Monday, April 1, 2013

"Folk Fiction"

I'm reading The Welsh Healer by Ginger Myrick, a novel set in 15th Century Wales and England during the Hundred Years' War. Myrick delves into Welsh herbal medicine, mystical healing, family customs, and many other aspects of the Welsh culture. In trying to describe the novel on Twitter (yes, I'm addicted!), I thought of the terms "historical fiction" and, perhaps more apt, "folk fiction." Because that's what The Welsh Healer is really about -- the customs, the beliefs and superstitions, the character of 15th-Century Welsh people.

And I got to thinking... Southern fiction is also folk fiction. What is it many of us really value about Southern literature? The fact that it describes the culture of the South, the people, the traditions, the food, the values ... all those things that Myrick also discusses in The Welsh Healer. So, why haven't I heard the term "folk fiction" bantered about in literary circles? Am I just out of the loop? Has anyone else heard of this genre? Should it be a genre? I sure think so! And should we differentiate between "Southern folk fiction" and other types?

5 comments:

Ginger Myrick said...

I feel very honored by this comparison, Louisa. Thank you so much for your time and interest. It means everything, and I am THRILLED that you like the book!

Louisa said...

Thanks, Ginger! I appreciate all the time you must have spent researching the history and folk medicine of that time period. Is historic fiction your speciality?

Ginger Myrick said...

It is but only in the way that it fits my inspirations. I'm not really an expert at anything. I just seem to have a knack for insinuating myself into the story. Again, thank you for your kind words. I am touched!

Marianne Wheelaghan said...

Hi Louisa, i've never heard the term folk fiction, but it seems apt the way you use it here - and why not? Your description of Ginger's book has intrigued me and I will definitely look it up as it sounds fascinating :)

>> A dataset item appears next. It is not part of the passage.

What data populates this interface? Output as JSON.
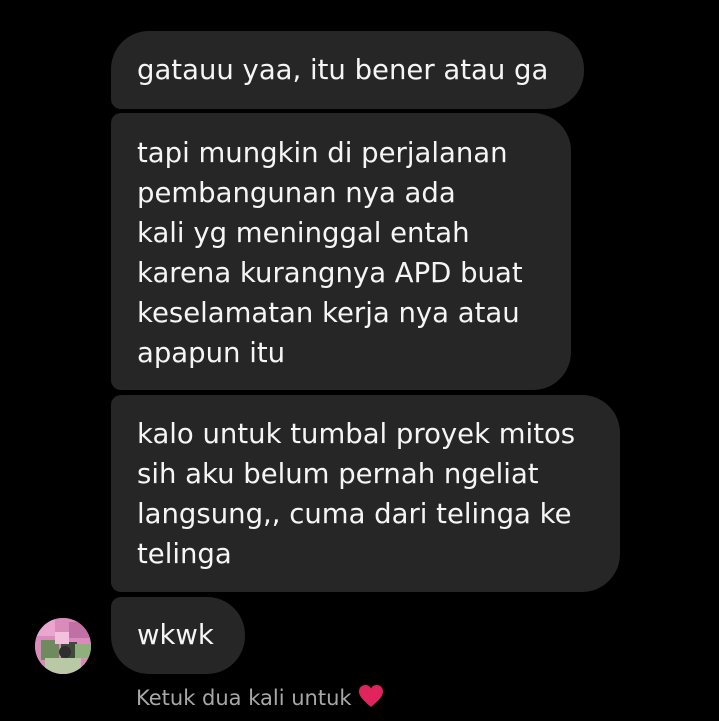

Do you think "folk" fiction is similar to "regional' fiction" or do you see "folk fiction" as totally different?

Great post, thanks :)

Louisa said...

Hi Marianne! I think regional fiction focuses on the characteristics of a particular location (such as the American South or Scotland) and how that region affects the story. Like, Faulkner, for example -- his stories couldn't have happened anywhere but the South!

My opinion is that folk fiction is more about the customs and beliefs of the people -- rather than just influencing the story, it IS the story. That's my idea, anyway...